So should you get one if you’re over 50 or have one of the very many medical conditions that put you at higher risk to get bad Covid?
Here are possible answers:
—- Yes, immediately because you are at high risk or for whatever reason you do not want to take any risks whatsoever right now
—- No, maybe wait and see what happens next
—- Yes, if things change so your risk goes up
Which category do you fall into?
People are in the YES IMMEDIATELY category if they are elderly, have multiple serious medical conditions, are seriously immunocompromised or live with unprotected people
The NO, WAIT AND SEE category might consist of:
— people who are (of course!) already vaccinated and boosted but are lower risk because of younger age and no medical problems
—people who are willing to assume the risk of getting Covid and having their lives disrupted for a week or two
—people who are willing to accept the unknowns about what their chances are of long covid or covid complications after vaccination (answer: we don’t know)
— people who were recently infected and so presumably have some (not complete but some) protection for a few months
—people who are willing to go get a second booster the second cases look like they’re rising (watch that wastewater!) or if they are going to travel to higher-incidence areas.
People who say YES MAYBE if risk goes up could be people who live in low-case areas but decide to travel, people who develop medical problems or find out a medical issue they’ve got has been added to the list of risky conditions.
This is an important point — the CDC adds new “higher-risk medical conditions” every couple of months as the data evolves and the plane gets built. It’s not just “chronic lung, kidney, heart disease” anymore.
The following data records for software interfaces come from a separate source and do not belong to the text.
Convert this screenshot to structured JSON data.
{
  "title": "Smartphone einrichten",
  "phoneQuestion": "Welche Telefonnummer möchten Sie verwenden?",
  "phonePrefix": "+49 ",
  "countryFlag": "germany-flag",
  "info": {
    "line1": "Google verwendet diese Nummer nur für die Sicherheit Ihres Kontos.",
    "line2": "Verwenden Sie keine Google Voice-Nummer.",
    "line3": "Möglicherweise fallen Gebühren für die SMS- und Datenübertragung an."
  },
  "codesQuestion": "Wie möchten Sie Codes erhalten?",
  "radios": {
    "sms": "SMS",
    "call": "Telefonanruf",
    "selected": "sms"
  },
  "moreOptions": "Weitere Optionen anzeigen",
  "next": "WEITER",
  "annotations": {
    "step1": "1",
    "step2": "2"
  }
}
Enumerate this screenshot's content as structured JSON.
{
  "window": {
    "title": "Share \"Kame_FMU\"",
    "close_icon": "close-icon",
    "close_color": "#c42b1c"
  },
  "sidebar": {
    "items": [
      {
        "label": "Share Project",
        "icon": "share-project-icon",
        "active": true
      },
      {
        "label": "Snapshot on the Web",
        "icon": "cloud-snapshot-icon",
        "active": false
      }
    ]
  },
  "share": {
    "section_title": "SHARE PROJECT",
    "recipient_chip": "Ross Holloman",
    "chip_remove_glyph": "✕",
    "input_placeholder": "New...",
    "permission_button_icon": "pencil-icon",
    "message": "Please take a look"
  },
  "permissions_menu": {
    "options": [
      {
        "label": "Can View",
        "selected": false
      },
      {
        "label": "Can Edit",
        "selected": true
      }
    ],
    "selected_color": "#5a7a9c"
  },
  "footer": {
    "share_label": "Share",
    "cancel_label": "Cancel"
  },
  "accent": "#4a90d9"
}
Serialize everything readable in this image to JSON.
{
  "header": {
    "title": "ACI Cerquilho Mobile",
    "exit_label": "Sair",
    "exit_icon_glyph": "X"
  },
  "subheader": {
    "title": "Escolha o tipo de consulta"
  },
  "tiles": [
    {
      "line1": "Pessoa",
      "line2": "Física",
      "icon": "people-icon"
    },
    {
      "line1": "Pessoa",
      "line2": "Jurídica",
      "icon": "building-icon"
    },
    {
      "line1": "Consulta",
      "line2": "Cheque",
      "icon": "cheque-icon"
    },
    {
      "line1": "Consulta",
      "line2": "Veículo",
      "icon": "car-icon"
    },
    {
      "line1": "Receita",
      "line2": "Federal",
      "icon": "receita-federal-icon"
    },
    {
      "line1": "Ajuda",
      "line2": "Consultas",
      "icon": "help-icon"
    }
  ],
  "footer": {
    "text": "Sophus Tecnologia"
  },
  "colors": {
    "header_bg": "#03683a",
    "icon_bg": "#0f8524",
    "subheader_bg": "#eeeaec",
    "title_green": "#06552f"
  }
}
Each time a new study comes out saying, “Hey look, we’ve seen worse outcomes in people with XYZ disease,” the CDC looks at the literature to see if this is a real trend. Then, if there’s multiple other studies showing more hospitalizations and deaths in people with XYZ disease, they add it to their list of “People with Certain Medical Conditions.”
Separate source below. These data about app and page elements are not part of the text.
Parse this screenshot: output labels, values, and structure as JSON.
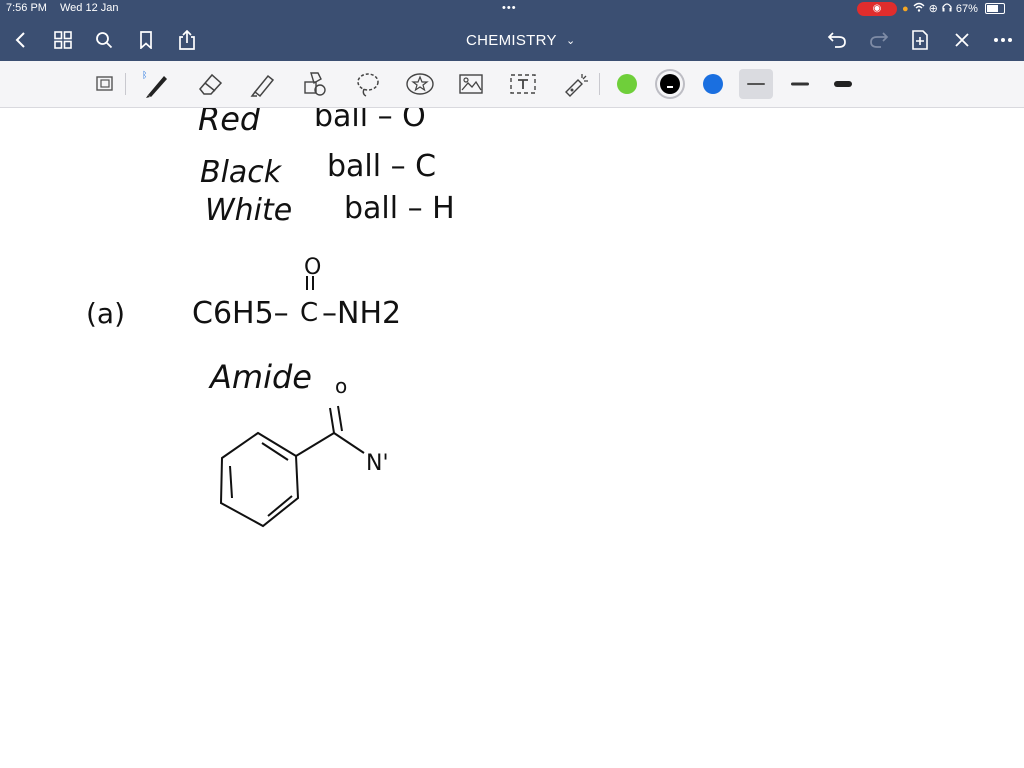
{
  "status_bar": {
    "time": "7:56 PM",
    "date": "Wed 12 Jan",
    "dots": "•••",
    "record_icon": "record-icon",
    "battery_text": "67%",
    "battery_level": 0.67
  },
  "nav": {
    "title": "CHEMISTRY",
    "title_chevron": "⌄",
    "back_icon": "chevron-left-icon",
    "grid_icon": "grid-icon",
    "search_icon": "search-icon",
    "bookmark_icon": "bookmark-icon",
    "share_icon": "share-icon",
    "undo_icon": "undo-icon",
    "redo_icon": "redo-icon",
    "add_page_icon": "add-page-icon",
    "close_icon": "close-icon",
    "more_icon": "more-icon"
  },
  "toolbar": {
    "colors": [
      "#6fcf3a",
      "#000000",
      "#1a6fe0"
    ],
    "selected_color_index": 1,
    "line_weights": [
      "thin",
      "medium",
      "thick"
    ],
    "selected_weight_index": 0
  },
  "note": {
    "lines": [
      {
        "label": "Red",
        "eq": "ball  –  O"
      },
      {
        "label": "Black",
        "eq": "ball  –  C"
      },
      {
        "label": "White",
        "eq": "ball  –  H"
      }
    ],
    "part_label": "(a)",
    "formula_left": "C6H5–",
    "formula_carbon": "C",
    "formula_right": "–NH2",
    "formula_oxygen": "O",
    "class_label": "Amide",
    "structure_o": "o",
    "structure_n": "N'"
  }
}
In February they added physical inactivity, disabilities and primary immunodeficiencies as possibly associated with higher risk of severe Covid. In October they added schizophrenia, depression, chronic liver disease. And pregnancy and substance use disorders were added last year. And we’ve known for a long time that being in a racial or ethnic minority group is higher risk.
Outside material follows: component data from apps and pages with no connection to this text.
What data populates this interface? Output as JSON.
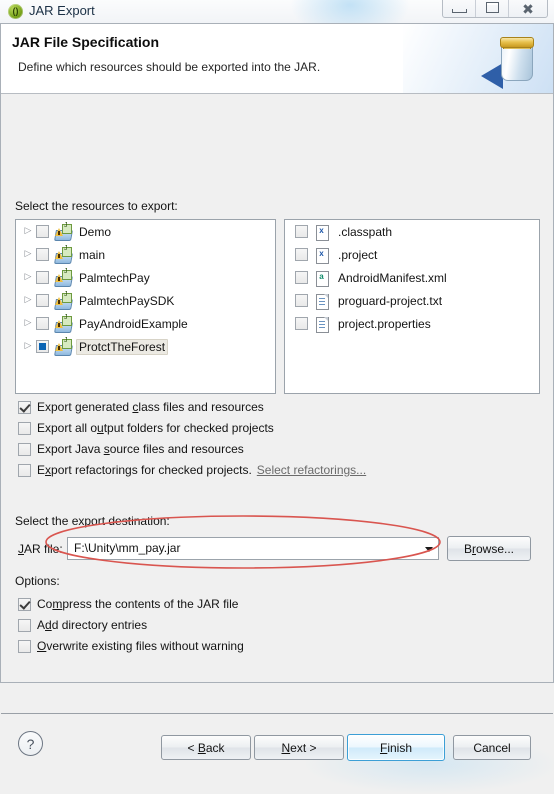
{
  "window": {
    "title": "JAR Export",
    "icon": "eclipse-icon",
    "controls": {
      "minimize": "minimize-button",
      "maximize": "restore-button",
      "close": "close-button"
    }
  },
  "header": {
    "title": "JAR File Specification",
    "description": "Define which resources should be exported into the JAR.",
    "icon": "jar-banner-icon"
  },
  "resources": {
    "label": "Select the resources to export:",
    "tree": [
      {
        "name": "Demo",
        "checked": false,
        "selected": false,
        "icon": "java-project-icon",
        "expander": "▷"
      },
      {
        "name": "main",
        "checked": false,
        "selected": false,
        "icon": "java-project-icon",
        "expander": "▷"
      },
      {
        "name": "PalmtechPay",
        "checked": false,
        "selected": false,
        "icon": "java-project-icon",
        "expander": "▷"
      },
      {
        "name": "PalmtechPaySDK",
        "checked": false,
        "selected": false,
        "icon": "java-project-icon",
        "expander": "▷"
      },
      {
        "name": "PayAndroidExample",
        "checked": false,
        "selected": false,
        "icon": "java-project-icon",
        "expander": "▷"
      },
      {
        "name": "ProtctTheForest",
        "checked": true,
        "selected": true,
        "icon": "java-project-icon",
        "expander": "▷"
      }
    ],
    "files": [
      {
        "name": ".classpath",
        "checked": false,
        "icon": "xml-file-icon"
      },
      {
        "name": ".project",
        "checked": false,
        "icon": "xml-file-icon"
      },
      {
        "name": "AndroidManifest.xml",
        "checked": false,
        "icon": "android-manifest-icon"
      },
      {
        "name": "proguard-project.txt",
        "checked": false,
        "icon": "text-file-icon"
      },
      {
        "name": "project.properties",
        "checked": false,
        "icon": "properties-file-icon"
      }
    ]
  },
  "export_options": [
    {
      "label": "Export generated class files and resources",
      "checked": true
    },
    {
      "label": "Export all output folders for checked projects",
      "checked": false
    },
    {
      "label": "Export Java source files and resources",
      "checked": false
    },
    {
      "label": "Export refactorings for checked projects.",
      "checked": false,
      "link": "Select refactorings..."
    }
  ],
  "destination": {
    "label": "Select the export destination:",
    "field_label": "JAR file:",
    "value": "F:\\Unity\\mm_pay.jar",
    "placeholder": "",
    "browse_label": "Browse...",
    "dropdown_icon": "chevron-down-icon",
    "annotation_color": "#d9554f"
  },
  "options": {
    "label": "Options:",
    "items": [
      {
        "label": "Compress the contents of the JAR file",
        "checked": true
      },
      {
        "label": "Add directory entries",
        "checked": false
      },
      {
        "label": "Overwrite existing files without warning",
        "checked": false
      }
    ]
  },
  "footer": {
    "help_icon": "help-icon",
    "back": "< Back",
    "next": "Next >",
    "finish": "Finish",
    "cancel": "Cancel",
    "default_button": "Finish",
    "accent_color": "#3c9fd6"
  }
}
It’s also become clear that having MULTIPLE medical problems seems to be particularly additive for risk.
So if all you’ve got is a little high blood pressure controlled with a low-dose med, that’s one thing. But if you’ve got several major medical problems AND you’re a couch potato AND you’ve got depression AND etc, you should recognize you are at higher risk for severe Covid and you should consider boosters earlier and often.
It’s worth checking out CDC’s website on medical conditions. It’s at the following address. https://www.cdc. gov/coronavirus/2019-ncov/need-extra-precautions/people-with-medical-conditions.html#MedicalConditionsAdults. Please note I put a space between cdc and gov so as to not annoy the FB gods. The link will work when you remove the spaces.
Finally, if you get Covid and you do have major medical issues, or you’re over 50, or you have a BMI > 30, or you are at high risk in any way, you should IMMEDIATELY contact your doctor about getting Paxlovid. Paxlovid is a five-day oral anti-viral medicine that is currently acting like a miracle cure for people — it’s said to have an 89% effectiveness at preventing hospitalization, and it clearly reduces symptoms and viral load as well.
My doctor friends who have taken Paxlovid describe it as “feeling at death’s door at 24 hours, hopped out of bed at 32 hours,” or “It’s fantastic. You can sort of see which way the wind would have blown. And then it doesn’t blow – just slowly calms down and stops.”
Covid is still around and can work its way around our precautions. We are much much safer than we were 18 months ago, though, thanks to VACCINES. And now, even if you are high risk, a BOOSTER can help minimize risk for at least a little while and PAXLOVID can help minimize suffering. So nice to see this airplane getting built!